For all of the glitz and glamour swirling around its Chrome Web browser, Google is working out to put out fires among corporate users concerned that the EULA enables Google to own source code and other proprietary information.
One day after Google’s beta launch of the Web browser Sept. 2, users complained that Section 11 of the end-user license agreement gave Google too much control over information after it was entered into the browser.
An anonymous Google Watch reader told me Sept. 2 that his company is banned from using Chrome.
He also noted that a security officer of another organization told him Chrome was put on that company’s banned software list, calling for users to remove it from their system. The reason? He explained:
“Google has included some extremely harsh terminology in their user license that gives them ownership of content you view through the viewer. In our environment that could include source code, proprietary information stored in PDFs viewed online and other property. Until we can research the impact, this browser will remain on the do not install list.“

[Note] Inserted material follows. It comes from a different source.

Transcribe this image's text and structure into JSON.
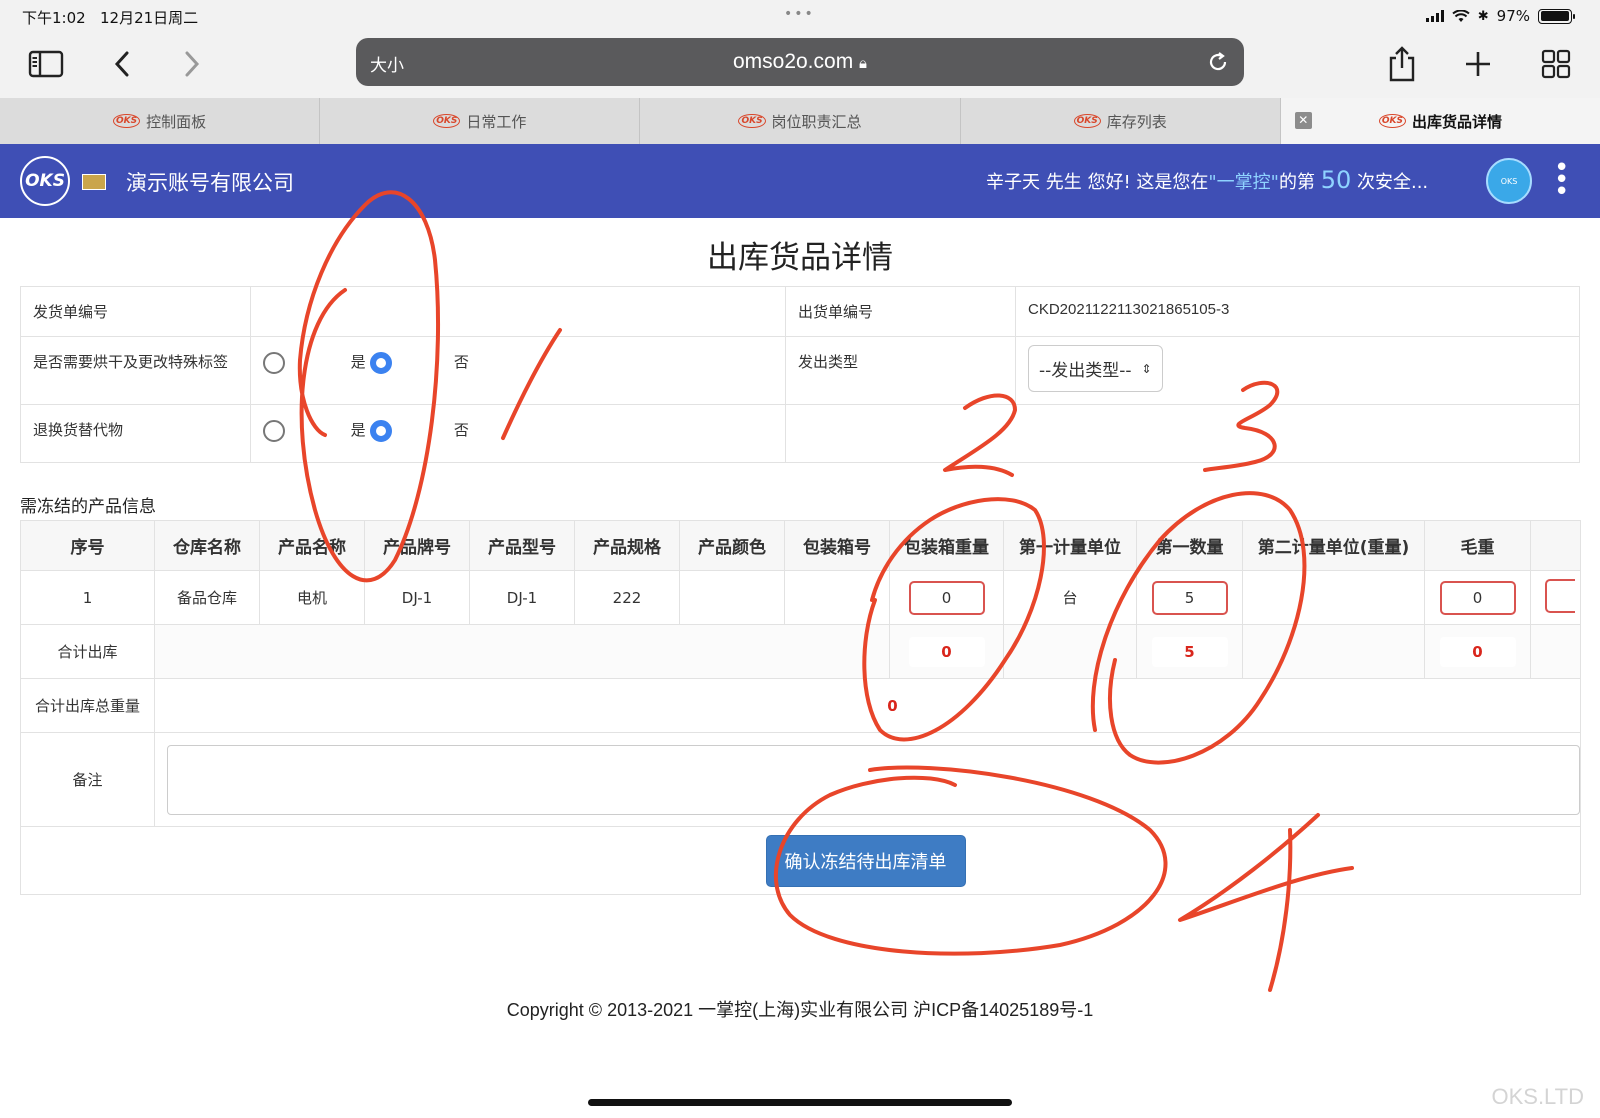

Google swiftly amended the section, but here is the original iteration of the section that troubled people:
“By submitting, posting or displaying the content you give Google a perpetual, irrevocable, worldwide, royalty-free, and non-exclusive license to reproduce, adapt, modify, translate, publish, publicly perform, publicly display and distribute any content which you submit, post or display on or through, the services.“
A Google spokesperson told me Google has since updated the language in Section 11, which was culled from Google’s broad Universal Terms of Service, used for many of Google’s products.
Section 11.1 now reads: “You retain copyright and any other rights you already hold in Content which you submit, post or display on or through, the Services.”
Google Omnibox Also Raises Concerns
This seemed to mollify my anonymous poster, who later added this comment: “So maybe they aren’t that evil after all.”
Snarky comments aside, Google has other issues it must contend with, including questions of privacy. Google stores 2 percent of the information users type into the Omnibox, a bar that combines a browser’s address bar and search box.
It should be noted that this applies only to Google Chrome users who have Google set as their default search engine on the browser and have the suggest feature turned on.
A Google spokesperson explained to me that “many of those entries are for search queries, which we already store basic log information for as we do for a search made from any browser when the user hits enter. “
Also, a user can either turn off the suggest feature or use the Incognito mode and entries into the Omnibox will not be stored in Google’s logs, unless the user hits enter and has entered a search query in the Omnibox.
In my opinion, 2 percent isn’t so bad. Google is already tucking away info on our search queries, so why should the Omnibox be any different?
And if you’re totally paranoid about this, turn off auto-suggest; you need to make the decision about what’s more important. Is it the auto-suggest feature, or the comfort of knowing that Google can’t access the minute quantity of search query data from you through Chrome that it already gets from your general search queries?
ReadWriteWeb’s Marshall Kirkpatrick has a great post on Google’s privacy line-straddling history here.